Work item → Reproduce the data below exactly. Skip the pictures.

*** Begin section ***

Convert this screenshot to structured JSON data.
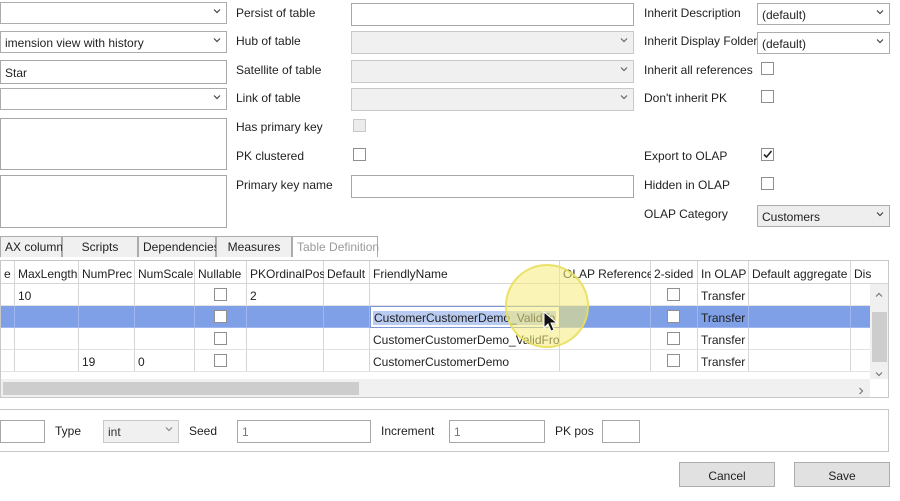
{
  "left": {
    "combo1_value": "",
    "combo2_value": "imension view with history",
    "field3_value": "Star",
    "combo4_value": ""
  },
  "middle": {
    "persist_label": "Persist of table",
    "hub_label": "Hub of table",
    "satellite_label": "Satellite of table",
    "link_label": "Link of table",
    "has_pk_label": "Has primary key",
    "pk_clustered_label": "PK clustered",
    "pk_name_label": "Primary key name"
  },
  "right": {
    "inherit_desc_label": "Inherit Description",
    "inherit_desc_value": "(default)",
    "inherit_folder_label": "Inherit Display Folder",
    "inherit_folder_value": "(default)",
    "inherit_refs_label": "Inherit all references",
    "dont_inherit_pk_label": "Don't inherit PK",
    "export_olap_label": "Export to OLAP",
    "export_olap_checked": true,
    "hidden_olap_label": "Hidden in OLAP",
    "olap_category_label": "OLAP Category",
    "olap_category_value": "Customers"
  },
  "tabs": [
    {
      "label": "AX columns"
    },
    {
      "label": "Scripts"
    },
    {
      "label": "Dependencies"
    },
    {
      "label": "Measures"
    },
    {
      "label": "Table Definition"
    }
  ],
  "grid": {
    "headers": [
      "e",
      "MaxLength",
      "NumPrec",
      "NumScale",
      "Nullable",
      "PKOrdinalPos",
      "Default",
      "FriendlyName",
      "OLAP Reference",
      "2-sided",
      "In OLAP",
      "Default aggregate",
      "Dis"
    ],
    "rows": [
      {
        "maxlength": "10",
        "numprec": "",
        "numscale": "",
        "pkpos": "2",
        "default": "",
        "friendly": "",
        "olapref": "",
        "inolap": "Transfer",
        "aggregate": ""
      },
      {
        "maxlength": "",
        "numprec": "",
        "numscale": "",
        "pkpos": "",
        "default": "",
        "friendly": "CustomerCustomerDemo_ValidTo",
        "olapref": "",
        "inolap": "Transfer",
        "aggregate": ""
      },
      {
        "maxlength": "",
        "numprec": "",
        "numscale": "",
        "pkpos": "",
        "default": "",
        "friendly": "CustomerCustomerDemo_ValidFrom",
        "olapref": "",
        "inolap": "Transfer",
        "aggregate": ""
      },
      {
        "maxlength": "",
        "numprec": "19",
        "numscale": "0",
        "pkpos": "",
        "default": "",
        "friendly": "CustomerCustomerDemo",
        "olapref": "",
        "inolap": "Transfer",
        "aggregate": ""
      }
    ]
  },
  "identity": {
    "type_label": "Type",
    "type_value": "int",
    "seed_label": "Seed",
    "seed_value": "1",
    "increment_label": "Increment",
    "increment_value": "1",
    "pkpos_label": "PK pos",
    "pkpos_value": ""
  },
  "buttons": {
    "cancel": "Cancel",
    "save": "Save"
  },
  "colors": {
    "selection": "#7fa0e6",
    "cursor_highlight": "#f5ec7a"
  }
}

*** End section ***

Finished task →
Convert this screenshot to structured JSON data.
{
  "left": {
    "combo1_value": "",
    "combo2_value": "imension view with history",
    "field3_value": "Star",
    "combo4_value": ""
  },
  "middle": {
    "persist_label": "Persist of table",
    "hub_label": "Hub of table",
    "satellite_label": "Satellite of table",
    "link_label": "Link of table",
    "has_pk_label": "Has primary key",
    "pk_clustered_label": "PK clustered",
    "pk_name_label": "Primary key name"
  },
  "right": {
    "inherit_desc_label": "Inherit Description",
    "inherit_desc_value": "(default)",
    "inherit_folder_label": "Inherit Display Folder",
    "inherit_folder_value": "(default)",
    "inherit_refs_label": "Inherit all references",
    "dont_inherit_pk_label": "Don't inherit PK",
    "export_olap_label": "Export to OLAP",
    "export_olap_checked": true,
    "hidden_olap_label": "Hidden in OLAP",
    "olap_category_label": "OLAP Category",
    "olap_category_value": "Customers"
  },
  "tabs": [
    {
      "label": "AX columns"
    },
    {
      "label": "Scripts"
    },
    {
      "label": "Dependencies"
    },
    {
      "label": "Measures"
    },
    {
      "label": "Table Definition"
    }
  ],
  "grid": {
    "headers": [
      "e",
      "MaxLength",
      "NumPrec",
      "NumScale",
      "Nullable",
      "PKOrdinalPos",
      "Default",
      "FriendlyName",
      "OLAP Reference",
      "2-sided",
      "In OLAP",
      "Default aggregate",
      "Dis"
    ],
    "rows": [
      {
        "maxlength": "10",
        "numprec": "",
        "numscale": "",
        "pkpos": "2",
        "default": "",
        "friendly": "",
        "olapref": "",
        "inolap": "Transfer",
        "aggregate": ""
      },
      {
        "maxlength": "",
        "numprec": "",
        "numscale": "",
        "pkpos": "",
        "default": "",
        "friendly": "CustomerCustomerDemo_ValidTo",
        "olapref": "",
        "inolap": "Transfer",
        "aggregate": ""
      },
      {
        "maxlength": "",
        "numprec": "",
        "numscale": "",
        "pkpos": "",
        "default": "",
        "friendly": "CustomerCustomerDemo_ValidFrom",
        "olapref": "",
        "inolap": "Transfer",
        "aggregate": ""
      },
      {
        "maxlength": "",
        "numprec": "19",
        "numscale": "0",
        "pkpos": "",
        "default": "",
        "friendly": "CustomerCustomerDemo",
        "olapref": "",
        "inolap": "Transfer",
        "aggregate": ""
      }
    ]
  },
  "identity": {
    "type_label": "Type",
    "type_value": "int",
    "seed_label": "Seed",
    "seed_value": "1",
    "increment_label": "Increment",
    "increment_value": "1",
    "pkpos_label": "PK pos",
    "pkpos_value": ""
  },
  "buttons": {
    "cancel": "Cancel",
    "save": "Save"
  },
  "colors": {
    "selection": "#7fa0e6",
    "cursor_highlight": "#f5ec7a"
  }
}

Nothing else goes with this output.